→ **Your instructions**
Pictures aside, each entry has to be returned exactly as it stands.

→ **Entries provided**

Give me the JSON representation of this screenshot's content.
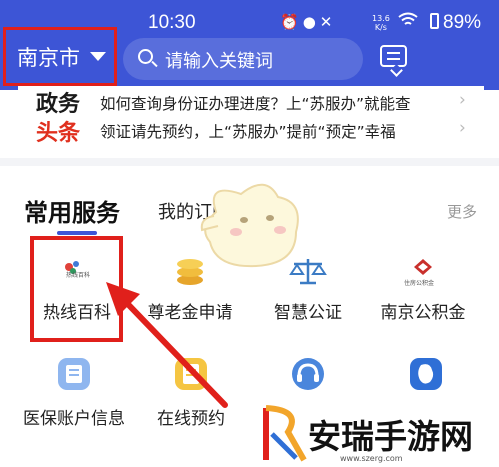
{
  "status_bar": {
    "time": "10:30",
    "network_speed_value": "13.6",
    "network_speed_unit": "K/s",
    "battery": "89%"
  },
  "header": {
    "city": "南京市",
    "search_placeholder": "请输入关键词"
  },
  "news": {
    "badge_line1": "政务",
    "badge_line2": "头条",
    "items": [
      "如何查询身份证办理进度？上“苏服办”就能查",
      "领证请先预约，上“苏服办”提前“预定”幸福"
    ]
  },
  "tabs": {
    "active": "常用服务",
    "second": "我的订阅",
    "more": "更多"
  },
  "services": [
    {
      "label": "热线百科",
      "icon": "hotline-encyclopedia-icon",
      "icon_text": "热线百科"
    },
    {
      "label": "尊老金申请",
      "icon": "coins-icon"
    },
    {
      "label": "智慧公证",
      "icon": "scales-icon"
    },
    {
      "label": "南京公积金",
      "icon": "housing-fund-icon",
      "icon_text": "住房公积金"
    },
    {
      "label": "医保账户信息",
      "icon": "medical-insurance-icon"
    },
    {
      "label": "在线预约",
      "icon": "appointment-icon"
    },
    {
      "label": "",
      "icon": "headset-icon"
    },
    {
      "label": "",
      "icon": "map-icon"
    }
  ],
  "watermark": {
    "text": "安瑞手游网",
    "url": "www.szerg.com"
  },
  "colors": {
    "brand_blue": "#3d55d6",
    "highlight_red": "#e0201b",
    "news_red": "#e0301e"
  }
}
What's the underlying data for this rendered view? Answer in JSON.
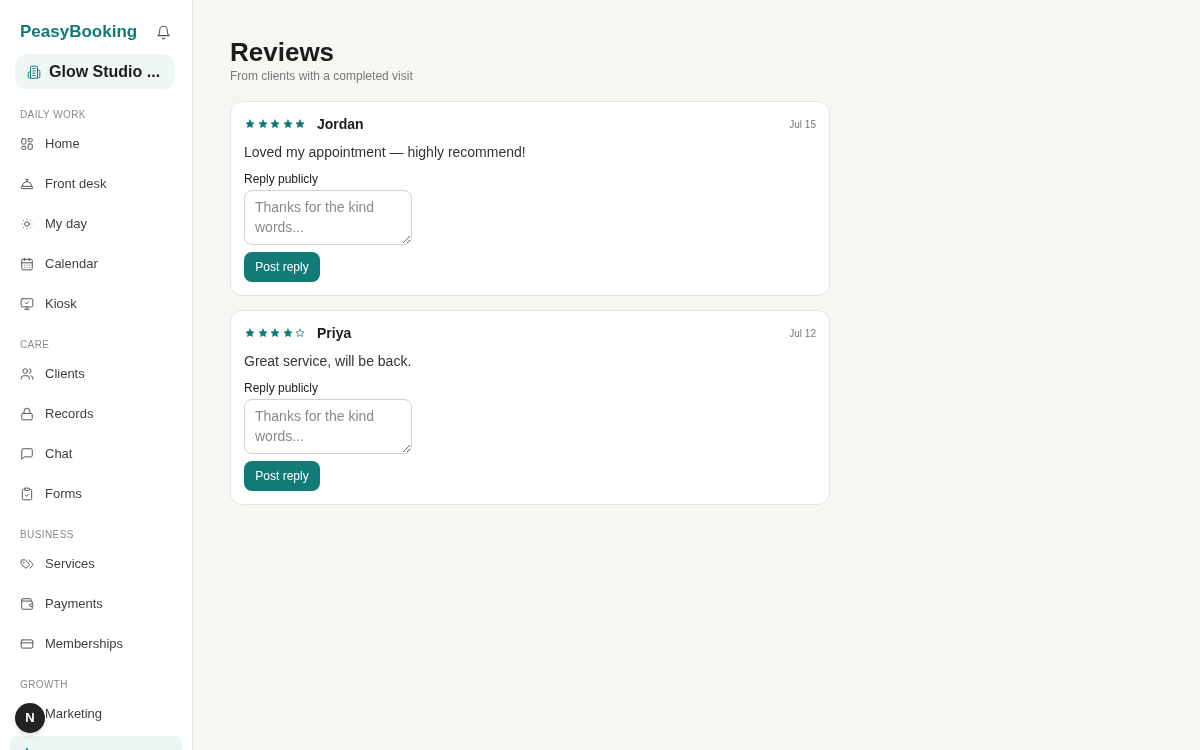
{
  "sidebar": {
    "brand": "PeasyBooking",
    "workspace": {
      "name": "Glow Studio ..."
    },
    "sections": [
      {
        "title": "DAILY WORK",
        "items": [
          {
            "label": "Home",
            "selected": false
          },
          {
            "label": "Front desk",
            "selected": false
          },
          {
            "label": "My day",
            "selected": false
          },
          {
            "label": "Calendar",
            "selected": false
          },
          {
            "label": "Kiosk",
            "selected": false
          }
        ]
      },
      {
        "title": "CARE",
        "items": [
          {
            "label": "Clients",
            "selected": false
          },
          {
            "label": "Records",
            "selected": false
          },
          {
            "label": "Chat",
            "selected": false
          },
          {
            "label": "Forms",
            "selected": false
          }
        ]
      },
      {
        "title": "BUSINESS",
        "items": [
          {
            "label": "Services",
            "selected": false
          },
          {
            "label": "Payments",
            "selected": false
          },
          {
            "label": "Memberships",
            "selected": false
          }
        ]
      },
      {
        "title": "GROWTH",
        "items": [
          {
            "label": "Marketing",
            "selected": false
          },
          {
            "selected": true
          }
        ]
      }
    ]
  },
  "dev_badge": {
    "label": "N"
  },
  "page": {
    "title": "Reviews",
    "subtitle": "From clients with a completed visit"
  },
  "reviews": [
    {
      "stars": 5,
      "author": "Jordan",
      "date": "Jul 15",
      "text": "Loved my appointment — highly recommend!",
      "reply": {
        "label": "Reply publicly",
        "placeholder": "Thanks for the kind words..."
      },
      "button": "Post reply"
    },
    {
      "stars": 4,
      "author": "Priya",
      "date": "Jul 12",
      "text": "Great service, will be back.",
      "reply": {
        "label": "Reply publicly",
        "placeholder": "Thanks for the kind words..."
      },
      "button": "Post reply"
    }
  ]
}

→ **Task answer**
Give me the JSON representation of this screenshot's content.
{
  "status_bar": {
    "time": "10:30",
    "network_speed_value": "13.6",
    "network_speed_unit": "K/s",
    "battery": "89%"
  },
  "header": {
    "city": "南京市",
    "search_placeholder": "请输入关键词"
  },
  "news": {
    "badge_line1": "政务",
    "badge_line2": "头条",
    "items": [
      "如何查询身份证办理进度？上“苏服办”就能查",
      "领证请先预约，上“苏服办”提前“预定”幸福"
    ]
  },
  "tabs": {
    "active": "常用服务",
    "second": "我的订阅",
    "more": "更多"
  },
  "services": [
    {
      "label": "热线百科",
      "icon": "hotline-encyclopedia-icon",
      "icon_text": "热线百科"
    },
    {
      "label": "尊老金申请",
      "icon": "coins-icon"
    },
    {
      "label": "智慧公证",
      "icon": "scales-icon"
    },
    {
      "label": "南京公积金",
      "icon": "housing-fund-icon",
      "icon_text": "住房公积金"
    },
    {
      "label": "医保账户信息",
      "icon": "medical-insurance-icon"
    },
    {
      "label": "在线预约",
      "icon": "appointment-icon"
    },
    {
      "label": "",
      "icon": "headset-icon"
    },
    {
      "label": "",
      "icon": "map-icon"
    }
  ],
  "watermark": {
    "text": "安瑞手游网",
    "url": "www.szerg.com"
  },
  "colors": {
    "brand_blue": "#3d55d6",
    "highlight_red": "#e0201b",
    "news_red": "#e0301e"
  }
}
What's the underlying data for this rendered view? Answer in JSON.
{
  "sidebar": {
    "brand": "PeasyBooking",
    "workspace": {
      "name": "Glow Studio ..."
    },
    "sections": [
      {
        "title": "DAILY WORK",
        "items": [
          {
            "label": "Home",
            "selected": false
          },
          {
            "label": "Front desk",
            "selected": false
          },
          {
            "label": "My day",
            "selected": false
          },
          {
            "label": "Calendar",
            "selected": false
          },
          {
            "label": "Kiosk",
            "selected": false
          }
        ]
      },
      {
        "title": "CARE",
        "items": [
          {
            "label": "Clients",
            "selected": false
          },
          {
            "label": "Records",
            "selected": false
          },
          {
            "label": "Chat",
            "selected": false
          },
          {
            "label": "Forms",
            "selected": false
          }
        ]
      },
      {
        "title": "BUSINESS",
        "items": [
          {
            "label": "Services",
            "selected": false
          },
          {
            "label": "Payments",
            "selected": false
          },
          {
            "label": "Memberships",
            "selected": false
          }
        ]
      },
      {
        "title": "GROWTH",
        "items": [
          {
            "label": "Marketing",
            "selected": false
          },
          {
            "selected": true
          }
        ]
      }
    ]
  },
  "dev_badge": {
    "label": "N"
  },
  "page": {
    "title": "Reviews",
    "subtitle": "From clients with a completed visit"
  },
  "reviews": [
    {
      "stars": 5,
      "author": "Jordan",
      "date": "Jul 15",
      "text": "Loved my appointment — highly recommend!",
      "reply": {
        "label": "Reply publicly",
        "placeholder": "Thanks for the kind words..."
      },
      "button": "Post reply"
    },
    {
      "stars": 4,
      "author": "Priya",
      "date": "Jul 12",
      "text": "Great service, will be back.",
      "reply": {
        "label": "Reply publicly",
        "placeholder": "Thanks for the kind words..."
      },
      "button": "Post reply"
    }
  ]
}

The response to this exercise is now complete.